**Assignment:** Your reply should be only the number of lines in the material below that include the word "hrubé".

**Given entries:**
----

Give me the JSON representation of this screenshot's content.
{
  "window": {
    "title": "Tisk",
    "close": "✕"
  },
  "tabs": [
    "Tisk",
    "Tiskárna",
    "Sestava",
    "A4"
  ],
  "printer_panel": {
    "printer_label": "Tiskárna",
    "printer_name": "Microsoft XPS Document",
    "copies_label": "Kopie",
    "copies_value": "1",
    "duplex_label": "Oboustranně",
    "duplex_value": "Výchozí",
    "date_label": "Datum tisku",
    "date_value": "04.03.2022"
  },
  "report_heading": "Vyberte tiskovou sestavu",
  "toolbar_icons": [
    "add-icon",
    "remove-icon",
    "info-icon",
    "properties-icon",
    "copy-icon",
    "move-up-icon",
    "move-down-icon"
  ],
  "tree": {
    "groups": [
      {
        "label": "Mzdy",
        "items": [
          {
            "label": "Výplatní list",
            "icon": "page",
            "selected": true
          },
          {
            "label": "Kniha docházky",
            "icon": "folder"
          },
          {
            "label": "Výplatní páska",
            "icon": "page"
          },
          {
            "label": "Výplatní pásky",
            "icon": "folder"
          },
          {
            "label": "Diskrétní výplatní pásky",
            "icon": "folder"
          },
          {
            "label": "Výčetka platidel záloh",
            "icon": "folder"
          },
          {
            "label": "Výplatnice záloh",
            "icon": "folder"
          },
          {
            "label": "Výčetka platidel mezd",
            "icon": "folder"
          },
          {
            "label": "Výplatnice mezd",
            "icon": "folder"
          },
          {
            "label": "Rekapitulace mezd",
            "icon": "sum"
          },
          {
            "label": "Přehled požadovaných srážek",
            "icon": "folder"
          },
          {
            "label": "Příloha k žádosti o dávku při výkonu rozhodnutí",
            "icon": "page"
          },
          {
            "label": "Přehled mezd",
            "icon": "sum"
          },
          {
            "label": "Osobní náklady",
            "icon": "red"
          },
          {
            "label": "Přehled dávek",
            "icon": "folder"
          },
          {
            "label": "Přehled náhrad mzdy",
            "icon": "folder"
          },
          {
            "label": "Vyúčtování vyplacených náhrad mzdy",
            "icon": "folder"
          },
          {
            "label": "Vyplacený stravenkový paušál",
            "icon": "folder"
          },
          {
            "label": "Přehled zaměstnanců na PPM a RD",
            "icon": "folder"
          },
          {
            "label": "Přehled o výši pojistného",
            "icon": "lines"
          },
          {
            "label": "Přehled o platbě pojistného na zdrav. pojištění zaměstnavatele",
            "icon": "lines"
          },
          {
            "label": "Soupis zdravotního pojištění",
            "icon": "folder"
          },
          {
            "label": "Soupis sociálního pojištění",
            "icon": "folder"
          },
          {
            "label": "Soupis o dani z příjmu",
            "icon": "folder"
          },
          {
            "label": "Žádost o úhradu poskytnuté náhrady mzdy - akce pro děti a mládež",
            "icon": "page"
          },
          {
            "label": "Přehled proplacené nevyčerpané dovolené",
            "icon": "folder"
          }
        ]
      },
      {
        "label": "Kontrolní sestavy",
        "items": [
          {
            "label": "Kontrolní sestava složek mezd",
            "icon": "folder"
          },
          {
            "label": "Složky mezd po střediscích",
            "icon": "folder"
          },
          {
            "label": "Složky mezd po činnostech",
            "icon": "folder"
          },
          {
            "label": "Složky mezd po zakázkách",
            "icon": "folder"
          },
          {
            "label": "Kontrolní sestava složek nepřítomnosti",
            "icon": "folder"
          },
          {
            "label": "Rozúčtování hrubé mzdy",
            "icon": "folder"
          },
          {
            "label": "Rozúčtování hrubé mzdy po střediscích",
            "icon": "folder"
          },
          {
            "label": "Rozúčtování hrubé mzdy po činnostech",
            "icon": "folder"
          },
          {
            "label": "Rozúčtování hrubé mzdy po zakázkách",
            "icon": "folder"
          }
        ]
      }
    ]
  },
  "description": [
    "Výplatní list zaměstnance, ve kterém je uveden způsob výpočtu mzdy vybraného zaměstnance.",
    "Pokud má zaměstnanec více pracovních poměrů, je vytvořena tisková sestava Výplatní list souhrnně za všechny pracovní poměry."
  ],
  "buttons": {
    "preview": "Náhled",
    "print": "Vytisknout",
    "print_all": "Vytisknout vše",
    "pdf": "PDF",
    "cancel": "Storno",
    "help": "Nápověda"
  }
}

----

**Exercise answer:** 4